Mount McLoughlin Loop
Mount McLoughlin Loop: Where the Cascades meet the Siskiyou Mountains, Mount McLoughlin rises almost 10,000 above the Klamath Basin. This ecologically diverse section of the trail contains some phenomenal birding, especially in the riparian areas where you’ll see an array of hummingbirds, nuthatches, warblers and flycatchers. You’ll also find red-necked grebe, yellow rail, pileated woodpecker, least bittern, mountain quail, hermit warbler and red-breasted sapsucker.
About the State of Oregon
With the towering peaks of the Cascade Mountains, a long, rocky coastline, cascading rivers, primeval forests and sprawling grasslands, Oregon is a birdwatcher’s paradise. A diverse array of birdlife resides there, with estimates of anywhere from 500 to 600 species known to live within the state’s borders.
Additional Info on Birds
Special thanks to Joel Geier from OregonBirdingTrails.com who provides us with this additional information:
Steller’s Jay (note spelling) is a good choice at least for the western half of the state, since this is a common species that many visitors look for. In the eastern part of the state its range is mainly restricted to mountain ranges with coniferous forests, and it’s absent from large areas of desert and canyonlands.

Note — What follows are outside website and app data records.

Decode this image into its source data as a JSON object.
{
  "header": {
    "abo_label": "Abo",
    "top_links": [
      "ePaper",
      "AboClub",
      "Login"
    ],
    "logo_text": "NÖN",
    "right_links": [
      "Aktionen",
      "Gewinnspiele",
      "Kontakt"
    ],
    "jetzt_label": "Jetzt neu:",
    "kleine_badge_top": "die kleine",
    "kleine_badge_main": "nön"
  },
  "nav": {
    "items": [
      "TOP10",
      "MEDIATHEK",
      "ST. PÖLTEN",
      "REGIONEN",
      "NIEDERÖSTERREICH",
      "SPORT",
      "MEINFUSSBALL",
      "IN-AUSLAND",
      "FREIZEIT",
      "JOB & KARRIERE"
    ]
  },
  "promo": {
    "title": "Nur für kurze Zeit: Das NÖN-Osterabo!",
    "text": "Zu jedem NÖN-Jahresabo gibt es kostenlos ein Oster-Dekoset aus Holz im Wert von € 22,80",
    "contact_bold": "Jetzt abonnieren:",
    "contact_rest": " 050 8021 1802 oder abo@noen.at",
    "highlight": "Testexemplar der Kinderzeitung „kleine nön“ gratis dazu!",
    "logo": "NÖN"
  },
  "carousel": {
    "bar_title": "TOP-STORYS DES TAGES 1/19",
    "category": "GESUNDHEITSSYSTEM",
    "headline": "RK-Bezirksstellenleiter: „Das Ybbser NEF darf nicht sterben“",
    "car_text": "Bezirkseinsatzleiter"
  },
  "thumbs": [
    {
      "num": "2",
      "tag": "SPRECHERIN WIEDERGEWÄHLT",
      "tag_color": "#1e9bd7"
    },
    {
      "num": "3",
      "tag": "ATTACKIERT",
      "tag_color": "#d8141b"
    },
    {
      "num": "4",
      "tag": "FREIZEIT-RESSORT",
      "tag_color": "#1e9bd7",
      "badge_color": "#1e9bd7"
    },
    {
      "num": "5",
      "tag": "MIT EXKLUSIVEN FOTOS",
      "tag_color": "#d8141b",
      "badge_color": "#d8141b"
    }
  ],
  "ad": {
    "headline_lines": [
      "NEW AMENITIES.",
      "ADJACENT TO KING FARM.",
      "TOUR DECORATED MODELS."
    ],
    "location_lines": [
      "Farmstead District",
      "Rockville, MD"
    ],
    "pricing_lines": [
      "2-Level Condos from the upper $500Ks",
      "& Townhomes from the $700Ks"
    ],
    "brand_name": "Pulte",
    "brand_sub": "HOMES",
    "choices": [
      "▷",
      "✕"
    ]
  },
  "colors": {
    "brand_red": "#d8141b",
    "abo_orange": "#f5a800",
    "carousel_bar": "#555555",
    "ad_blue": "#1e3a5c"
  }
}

Lazuli Bunting is another western specialty bird that many visitors from the eastern states are keen to see. However, it’s rare along the Oregon Coast, and not that easy to find in the Cascades (listed as common for the trail, but this mainly refers to riparian habitats in lower elevations in the foothills of the Cascades). It can be abundant in riparian habitat in some of the river bottoms in the eastern part of the state, but often not easy to see in those habitats. There are sites along the Willamette Valley Birding Trail where this species is far easier to see, for example Bald Hill Park in Corvallis, or William L. Finley National Wildlife Refuge.
Common Poorwill is rare west of the Cascades crest, and not that easy to find in the eastern part of the state. The most reliable location that I know of, among sites that are featured on Oregon Birding Trails, is Hot Springs Campground on Hart Mountain National Antelope Refuge (Basin & Range Birding Trail).
Hooded Merganser can be found pretty regularly in the Willamette Valley, except while females are on nests when they tend to be secretive. This time of the year (March) they are very easy to see at Willamette Valley Birding Trail sites such as William L. Finley NWR, Ankeny NWR, Baskett Slough NWR, and E.E. Wilson Wildlife Area.
Common Mergansers are fairly easy to see along rivers throughout western Oregon.
Snowy Egret is rare in most of the state, but can be found around Coos Bay on the SW Oregon coast, and (during nesting season) at a few sites in the Basin & Range region.
Rock Sandpiper is a rare but annual visitor to a few favored sites on the Oregon coast, and seems like a good choice for this category.
American Dipper is moderately common along streams in the Cascades, Coast Range, and a few places in the Basin & Range and Blue Mountains regions.
Snow Buntings are indeed rare across most of Oregon, except the NE corner of the state which regularly gets flocks in winter. It’s hard to imagine that someone would travel to Oregon to look for one, since the odds are much better in the Upper Midwest. Possibly a more interesting regional bird to highlight might be Gray-crowned Rosy-Finch (nests in Cascades), or Black Rosy-Finch (nests on Steens Mtn in the Basin & Range region).
Least Bittern (mentioned in the Mt. McLoughlin loop writeup) has only been reported a handful of times in the past 20 years. It could well count as the rarest bird that might possibly nest in the state.